We close the first half with The Road Home, with music by the prolific Dr. Stephen Paulus (1949-2014) and words by poet Michael Dennis Browne (b. 1940), his long-time friend and collaborator. In 2001, the Dale Warland Singers commissioned Paulus to compose a folk-type arrangement for them. He began with a haunting tune he’d found titled “The Lone Wild Bird,” which itself had evolved from a Sacred Harp hymn published in The Southern Harmony Songbook in 1835. He found something universal in the simple tune, and so did Browne—a deep longing to find our way home after feeling lost.

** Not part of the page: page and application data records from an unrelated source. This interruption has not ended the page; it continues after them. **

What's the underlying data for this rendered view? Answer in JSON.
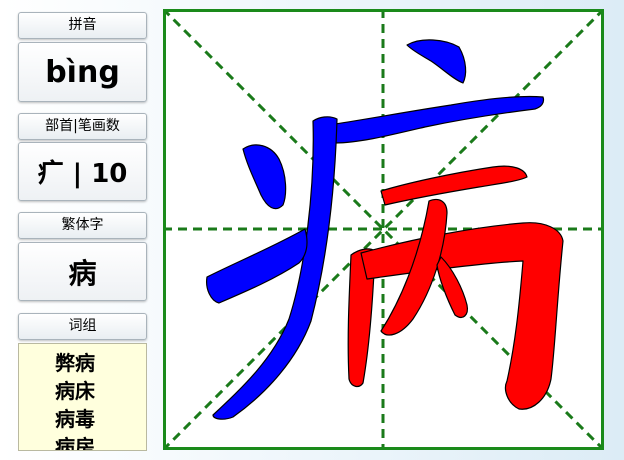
{
  "sidebar": {
    "pinyin": {
      "header": "拼音",
      "value": "bìng"
    },
    "radical_strokes": {
      "header": "部首|笔画数",
      "value": "疒 | 10"
    },
    "traditional": {
      "header": "繁体字",
      "value": "病"
    },
    "words": {
      "header": "词组",
      "items": [
        "弊病",
        "病床",
        "病毒",
        "病房"
      ]
    }
  },
  "grid": {
    "character": "病",
    "border_color": "#1a8a1a",
    "guide_color": "#1a7a1a",
    "radical_color": "#0000ff",
    "component_color": "#ff0000"
  }
}
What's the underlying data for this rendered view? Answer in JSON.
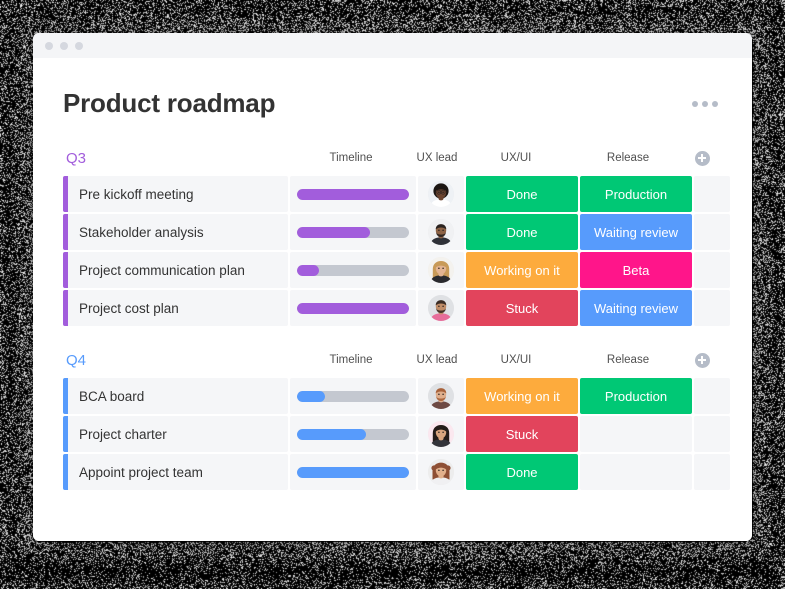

The words fell into place when Browne returned to his native England to spend time with his sister in her illness; for him the first notes even recalled the homesickness of “Loch Lomond.” As was their custom, composer and poet worked back and forth, paring and polishing this seemingly simple song to heal so many profound losses.
Fauré’s Requiem sounds and feels like no other. While most requiems focus dramatically on the “Dies Irae” (Day of Wrath), depicting the end of the world on the Day of Judgment, his barely mentions it. Instead, the beatific final movement, “In Paradisum,” sets words that are not even in the requiem mass itself, but in the burial service, when the soul is at last free and in Paradise. Fauré was not especially religious, despite his eleven years of training in religious music and over twenty years as a church musician; his son described him as a religious skeptic. So, when he came to set the Catholic Mass for the Dead, he modified it to express his personal vision and what mattered most to him. As he told an interviewer, “My Requiem…is dominated from beginning to end by a very human feeling of faith in eternal rest.” He agreed with those who called the work “a lullaby of death,” because that was how he saw death – “as a happy deliverance, an aspiration towards happiness above, rather than as a painful experience.” He had played the organ for so many funeral services at the Madeleine that “I know it all by heart. I wanted to write something different.” While his requiem does invoke eternal rest for the dead, it really offers its most tender comfort to those left behind. Singing and listening to his requiem, we can let go of our fear, pain, and grief as the music gently enfolds us in healing and peace.